Records from a data collection:
[Start of section]

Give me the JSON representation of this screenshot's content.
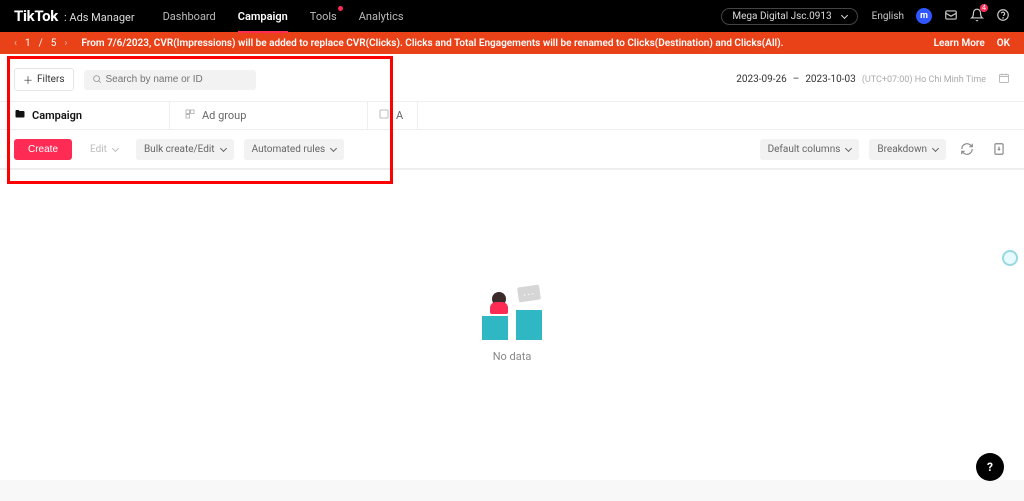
{
  "header": {
    "brand": "TikTok",
    "brand_suffix": ": Ads Manager",
    "nav": [
      "Dashboard",
      "Campaign",
      "Tools",
      "Analytics"
    ],
    "nav_active_index": 1,
    "nav_dot_index": 2,
    "account": "Mega Digital Jsc.0913",
    "language": "English",
    "avatar_letter": "m",
    "bell_count": "4"
  },
  "banner": {
    "pager_current": "1",
    "pager_sep": "/",
    "pager_total": "5",
    "message": "From 7/6/2023, CVR(Impressions) will be added to replace CVR(Clicks). Clicks and Total Engagements will be renamed to Clicks(Destination) and Clicks(All).",
    "learn_more": "Learn More",
    "ok": "OK"
  },
  "filters_row": {
    "filters_label": "Filters",
    "search_placeholder": "Search by name or ID",
    "date_from": "2023-09-26",
    "date_sep": "–",
    "date_to": "2023-10-03",
    "timezone": "(UTC+07:00) Ho Chi Minh Time"
  },
  "tabs": {
    "campaign": "Campaign",
    "adgroup": "Ad group",
    "ad": "A"
  },
  "toolbar": {
    "create": "Create",
    "edit": "Edit",
    "bulk": "Bulk create/Edit",
    "automated": "Automated rules",
    "default_cols": "Default columns",
    "breakdown": "Breakdown"
  },
  "empty": {
    "no_data": "No data"
  },
  "fab": {
    "label": "?"
  }
}
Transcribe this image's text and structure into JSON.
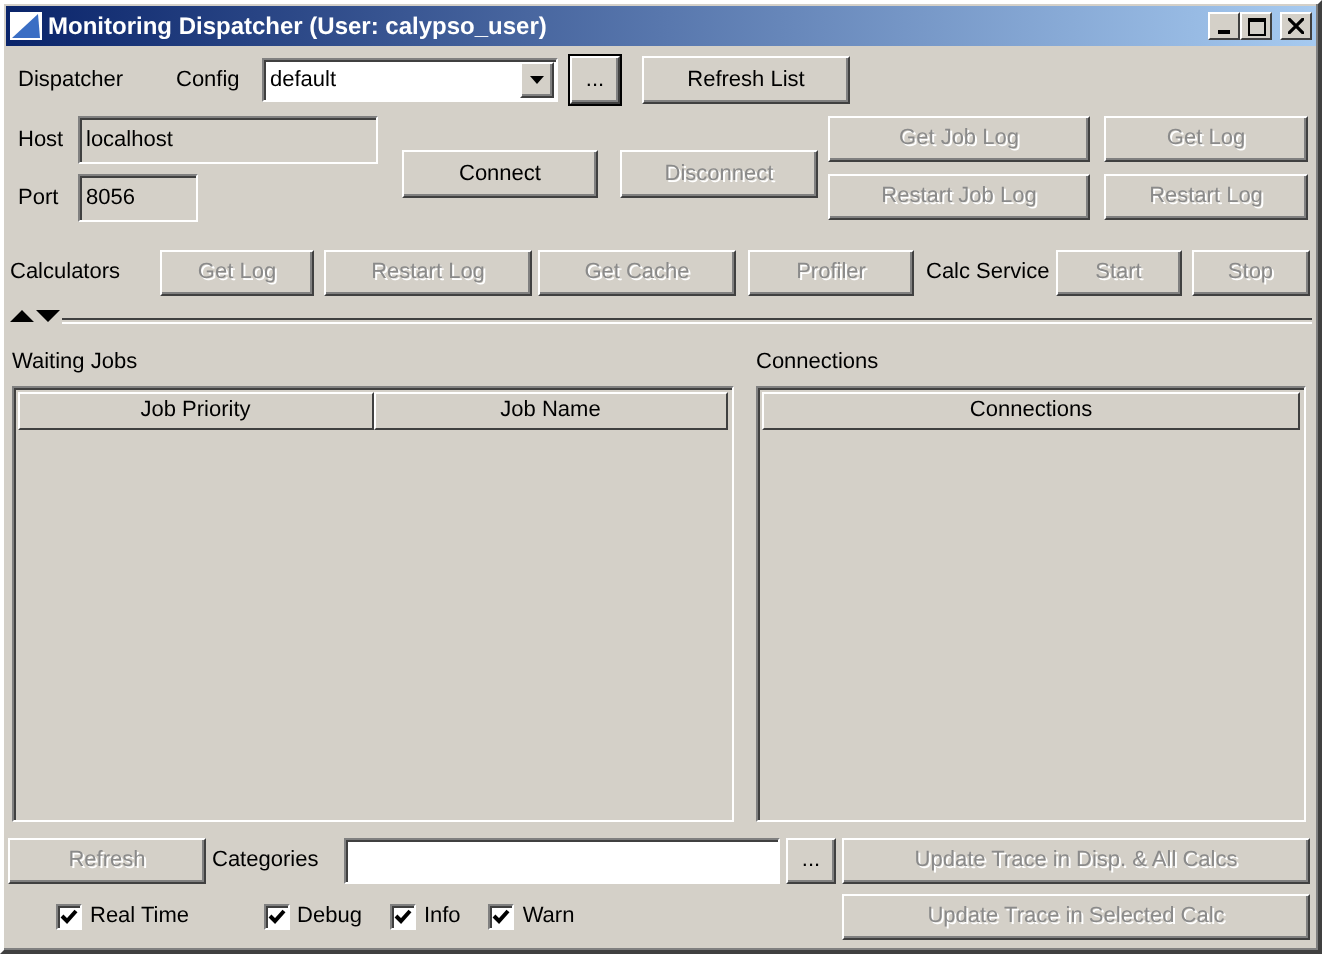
{
  "window": {
    "title": "Monitoring Dispatcher (User: calypso_user)"
  },
  "dispatcher": {
    "label": "Dispatcher",
    "config_label": "Config",
    "config_value": "default",
    "browse_button": {
      "label": "...",
      "disabled": false
    },
    "refresh_list_button": {
      "label": "Refresh List",
      "disabled": false
    },
    "host_label": "Host",
    "host_value": "localhost",
    "port_label": "Port",
    "port_value": "8056",
    "connect_button": {
      "label": "Connect",
      "disabled": false
    },
    "disconnect_button": {
      "label": "Disconnect",
      "disabled": true
    },
    "log_buttons": [
      {
        "label": "Get Job Log",
        "disabled": true
      },
      {
        "label": "Get Log",
        "disabled": true
      },
      {
        "label": "Restart Job Log",
        "disabled": true
      },
      {
        "label": "Restart Log",
        "disabled": true
      }
    ]
  },
  "calculators": {
    "label": "Calculators",
    "buttons": [
      {
        "label": "Get Log",
        "disabled": true
      },
      {
        "label": "Restart Log",
        "disabled": true
      },
      {
        "label": "Get Cache",
        "disabled": true
      },
      {
        "label": "Profiler",
        "disabled": true
      }
    ],
    "calc_service_label": "Calc Service",
    "service_buttons": [
      {
        "label": "Start",
        "disabled": true
      },
      {
        "label": "Stop",
        "disabled": true
      }
    ]
  },
  "waiting_jobs": {
    "label": "Waiting Jobs",
    "columns": [
      "Job Priority",
      "Job Name"
    ]
  },
  "connections": {
    "label": "Connections",
    "columns": [
      "Connections"
    ]
  },
  "trace": {
    "refresh_button": {
      "label": "Refresh",
      "disabled": true
    },
    "categories_label": "Categories",
    "categories_browse": {
      "label": "...",
      "disabled": false
    },
    "update_all_button": {
      "label": "Update Trace in Disp. & All Calcs",
      "disabled": true
    },
    "update_selected_button": {
      "label": "Update Trace in Selected Calc",
      "disabled": true
    },
    "checkboxes": [
      {
        "label": "Real Time",
        "checked": true
      },
      {
        "label": "Debug",
        "checked": true
      },
      {
        "label": "Info",
        "checked": true
      },
      {
        "label": "Warn",
        "checked": true
      }
    ]
  }
}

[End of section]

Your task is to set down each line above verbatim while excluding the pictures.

Give me the JSON representation of this screenshot's content.
{
  "header": {
    "brand": "TikTok",
    "brand_suffix": ": Ads Manager",
    "nav": [
      "Dashboard",
      "Campaign",
      "Tools",
      "Analytics"
    ],
    "nav_active_index": 1,
    "nav_dot_index": 2,
    "account": "Mega Digital Jsc.0913",
    "language": "English",
    "avatar_letter": "m",
    "bell_count": "4"
  },
  "banner": {
    "pager_current": "1",
    "pager_sep": "/",
    "pager_total": "5",
    "message": "From 7/6/2023, CVR(Impressions) will be added to replace CVR(Clicks). Clicks and Total Engagements will be renamed to Clicks(Destination) and Clicks(All).",
    "learn_more": "Learn More",
    "ok": "OK"
  },
  "filters_row": {
    "filters_label": "Filters",
    "search_placeholder": "Search by name or ID",
    "date_from": "2023-09-26",
    "date_sep": "–",
    "date_to": "2023-10-03",
    "timezone": "(UTC+07:00) Ho Chi Minh Time"
  },
  "tabs": {
    "campaign": "Campaign",
    "adgroup": "Ad group",
    "ad": "A"
  },
  "toolbar": {
    "create": "Create",
    "edit": "Edit",
    "bulk": "Bulk create/Edit",
    "automated": "Automated rules",
    "default_cols": "Default columns",
    "breakdown": "Breakdown"
  },
  "empty": {
    "no_data": "No data"
  },
  "fab": {
    "label": "?"
  }
}
Transcribe this image's text and structure into JSON.
{
  "window": {
    "title": "Monitoring Dispatcher (User: calypso_user)"
  },
  "dispatcher": {
    "label": "Dispatcher",
    "config_label": "Config",
    "config_value": "default",
    "browse_button": {
      "label": "...",
      "disabled": false
    },
    "refresh_list_button": {
      "label": "Refresh List",
      "disabled": false
    },
    "host_label": "Host",
    "host_value": "localhost",
    "port_label": "Port",
    "port_value": "8056",
    "connect_button": {
      "label": "Connect",
      "disabled": false
    },
    "disconnect_button": {
      "label": "Disconnect",
      "disabled": true
    },
    "log_buttons": [
      {
        "label": "Get Job Log",
        "disabled": true
      },
      {
        "label": "Get Log",
        "disabled": true
      },
      {
        "label": "Restart Job Log",
        "disabled": true
      },
      {
        "label": "Restart Log",
        "disabled": true
      }
    ]
  },
  "calculators": {
    "label": "Calculators",
    "buttons": [
      {
        "label": "Get Log",
        "disabled": true
      },
      {
        "label": "Restart Log",
        "disabled": true
      },
      {
        "label": "Get Cache",
        "disabled": true
      },
      {
        "label": "Profiler",
        "disabled": true
      }
    ],
    "calc_service_label": "Calc Service",
    "service_buttons": [
      {
        "label": "Start",
        "disabled": true
      },
      {
        "label": "Stop",
        "disabled": true
      }
    ]
  },
  "waiting_jobs": {
    "label": "Waiting Jobs",
    "columns": [
      "Job Priority",
      "Job Name"
    ]
  },
  "connections": {
    "label": "Connections",
    "columns": [
      "Connections"
    ]
  },
  "trace": {
    "refresh_button": {
      "label": "Refresh",
      "disabled": true
    },
    "categories_label": "Categories",
    "categories_browse": {
      "label": "...",
      "disabled": false
    },
    "update_all_button": {
      "label": "Update Trace in Disp. & All Calcs",
      "disabled": true
    },
    "update_selected_button": {
      "label": "Update Trace in Selected Calc",
      "disabled": true
    },
    "checkboxes": [
      {
        "label": "Real Time",
        "checked": true
      },
      {
        "label": "Debug",
        "checked": true
      },
      {
        "label": "Info",
        "checked": true
      },
      {
        "label": "Warn",
        "checked": true
      }
    ]
  }
}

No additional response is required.